A new federal program that went into effect Wednesday could affect more than 1 million illegal immigrants who came to the U.S. as children.
A crowd of over 13,000 lined up in Chicago. Hundreds waited outside nonprofit offices in Los Angeles for help opening the door to the staples of success in the U.S. -- a work permit, and later a Social Security number and driver’s license.
High school student Nathaly Uribe moved from Chile when she was a toddler. The 17-year-old from Glen Burnie, Md., hopes the program will make it easier to get a decent job and help pay for college.
Attorneys for Kim Kardashian, estranged husband spar over pace of divorce
LOS ANGELES (AP) -- Kim Kardashian’s divorce has engulfed her family and network, literally.
Attorneys for her estranged husband sought detailed records Wednesday about her reality shows and details of depositions with her mother and current boyfriend Kanye West to prove her 72-day marriage to NBA player Kris Humphries was a fraud.
The legal bickering means it is unlikely the couple will be granted a divorce, or annulment, as Humphries desires, before next year, attorneys and a judge said during a testy hearing.
Kardashian’s attorney Laura Wasser accused Humphries’ team of overreaching in the effort that has already resulted in $250,000 in legal fees for the model-actress.

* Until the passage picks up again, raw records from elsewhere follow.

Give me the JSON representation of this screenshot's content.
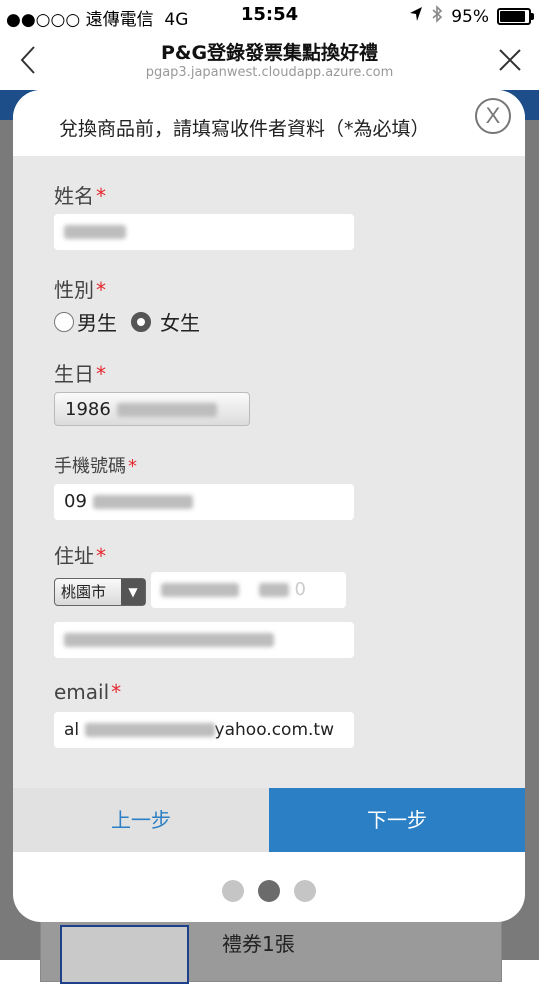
{
  "status_bar": {
    "carrier": "●●○○○ 遠傳電信",
    "network": "4G",
    "time": "15:54",
    "battery": "95%",
    "battery_level": 0.95
  },
  "browser": {
    "title": "P&G登錄發票集點換好禮",
    "url": "pgap3.japanwest.cloudapp.azure.com"
  },
  "modal": {
    "prompt": "兌換商品前，請填寫收件者資料（*為必填）",
    "close_glyph": "X",
    "fields": {
      "name": {
        "label": "姓名",
        "required": "*"
      },
      "gender": {
        "label": "性別",
        "required": "*",
        "options": [
          "男生",
          "女生"
        ],
        "selected": "女生"
      },
      "birthday": {
        "label": "生日",
        "required": "*",
        "value_visible": "1986"
      },
      "mobile": {
        "label": "手機號碼",
        "required": "*",
        "value_visible": "09"
      },
      "address": {
        "label": "住址",
        "required": "*",
        "city": "桃園市",
        "district_visible": "0"
      },
      "email": {
        "label": "email",
        "required": "*",
        "value_prefix": "al",
        "value_suffix": "yahoo.com.tw"
      }
    },
    "buttons": {
      "prev": "上一步",
      "next": "下一步"
    }
  },
  "background_page": {
    "coupon_text": "禮券1張"
  },
  "colors": {
    "accent": "#2b7fc4",
    "required": "#e4282e",
    "form_bg": "#e8e8e8"
  }
}
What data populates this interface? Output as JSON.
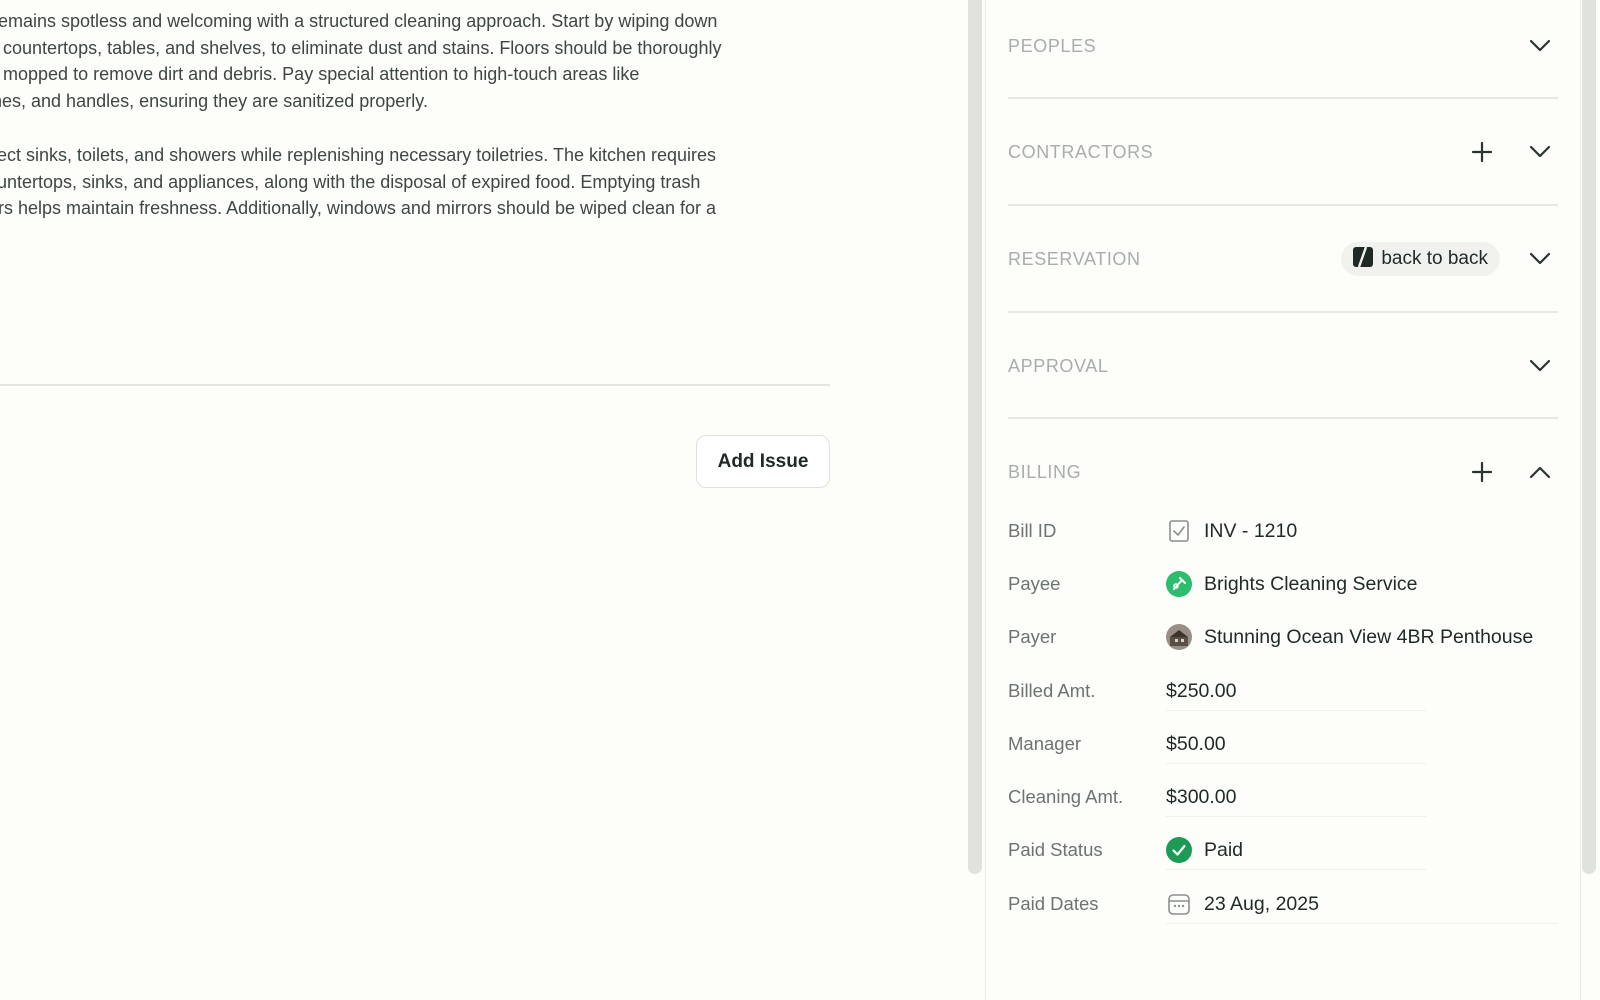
{
  "main": {
    "description_paragraphs": [
      [
        "y remains spotless and welcoming with a structured cleaning approach. Start by wiping down",
        "ng countertops, tables, and shelves, to eliminate dust and stains. Floors should be thoroughly",
        "nd mopped to remove dirt and debris. Pay special attention to high-touch areas like",
        "tches, and handles, ensuring they are sanitized properly."
      ],
      [
        "infect sinks, toilets, and showers while replenishing necessary toiletries. The kitchen requires",
        "countertops, sinks, and appliances, along with the disposal of expired food. Emptying trash",
        "ners helps maintain freshness. Additionally, windows and mirrors should be wiped clean for a"
      ]
    ],
    "add_issue_label": "Add Issue"
  },
  "sections": {
    "peoples": {
      "title": "PEOPLES",
      "icon": "chevron-down-icon"
    },
    "contractors": {
      "title": "CONTRACTORS",
      "icon": "chevron-down-icon",
      "action_icon": "plus-icon"
    },
    "reservation": {
      "title": "RESERVATION",
      "badge": "back to back",
      "badge_icon": "back-to-back-icon",
      "icon": "chevron-down-icon"
    },
    "approval": {
      "title": "APPROVAL",
      "icon": "chevron-down-icon"
    },
    "billing": {
      "title": "BILLING",
      "icon": "chevron-up-icon",
      "action_icon": "plus-icon"
    }
  },
  "billing": {
    "fields": [
      {
        "label": "Bill ID",
        "value": "INV - 1210",
        "icon": "receipt-icon"
      },
      {
        "label": "Payee",
        "value": "Brights Cleaning Service",
        "icon": "cleaning-service-avatar"
      },
      {
        "label": "Payer",
        "value": "Stunning Ocean View 4BR Penthouse",
        "icon": "property-avatar"
      },
      {
        "label": "Billed Amt.",
        "value": "$250.00"
      },
      {
        "label": "Manager",
        "value": "$50.00"
      },
      {
        "label": "Cleaning Amt.",
        "value": "$300.00"
      },
      {
        "label": "Paid Status",
        "value": "Paid",
        "icon": "check-circle-icon"
      },
      {
        "label": "Paid Dates",
        "value": "23 Aug, 2025",
        "icon": "calendar-icon"
      }
    ]
  },
  "colors": {
    "background": "#fdfdfa",
    "section_title": "#a9aeab",
    "label": "#6c7471",
    "text": "#1f2a26",
    "accent_green": "#27ae60",
    "paid_green": "#1e9a57"
  }
}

The acrimony over the breakup led lawyers for Humphries to recently try to serve West with a deposition subpoena --disguised in a Nordstrom’s box --at Kardashian’s home.
Humphries’ attorney Marshall Waller said the lack of cooperation from West’s attorneys and companies that work on Kardashian’s reality show were delaying the case. He said it could take a two-week trial if Humphries keeps pursuing an annulment based on fraud.
Scottish terror founder charged in e-mailed bomb threats against Pitt, federal courthouses
PITTSBURGH (AP) -- A founding member of a Scottish terror group was indicted Wednesday on charges he emailed bomb threats that disrupted campus life and forced the evacuation of more than 100 buildings on the University of Pittsburgh campus earlier this year.
Adam Stuart Busby, 64, of Dublin, Ireland, was charged Wednesday with 17 emailed threats sent to the school between April 6 and 21, and also with emailed bomb threats against federal courthouses in Pittsburgh, Erie and Johnstown in June. He’s also charged with threatening Pittsburgh-based U.S. Attorney David Hickton -- who led the investigation that resulted in Busby’s indictment -- in a June 20 email.
Federal prosecutors also announced new charges against two Ohio men, including one previously charged in June, for some YouTube threats that claimed university computers had been hacked. Those threats are not directly related to the bomb scares, but were uncovered as a result of the same investigation.
Hickton said Busby is in custody in Ireland, but it wasn’t clear when he’d be brought to Pittsburgh to face the new charges.
Hickton said Busby has no known ties to Pittsburgh or the university, and the prosecutor wouldn’t comment when asked why Busby allegedly sent the threats or whether they’re related to his activities with the Scottish National Liberation Army, an outlawed militant group that seeks Scottish independence from the United Kingdom.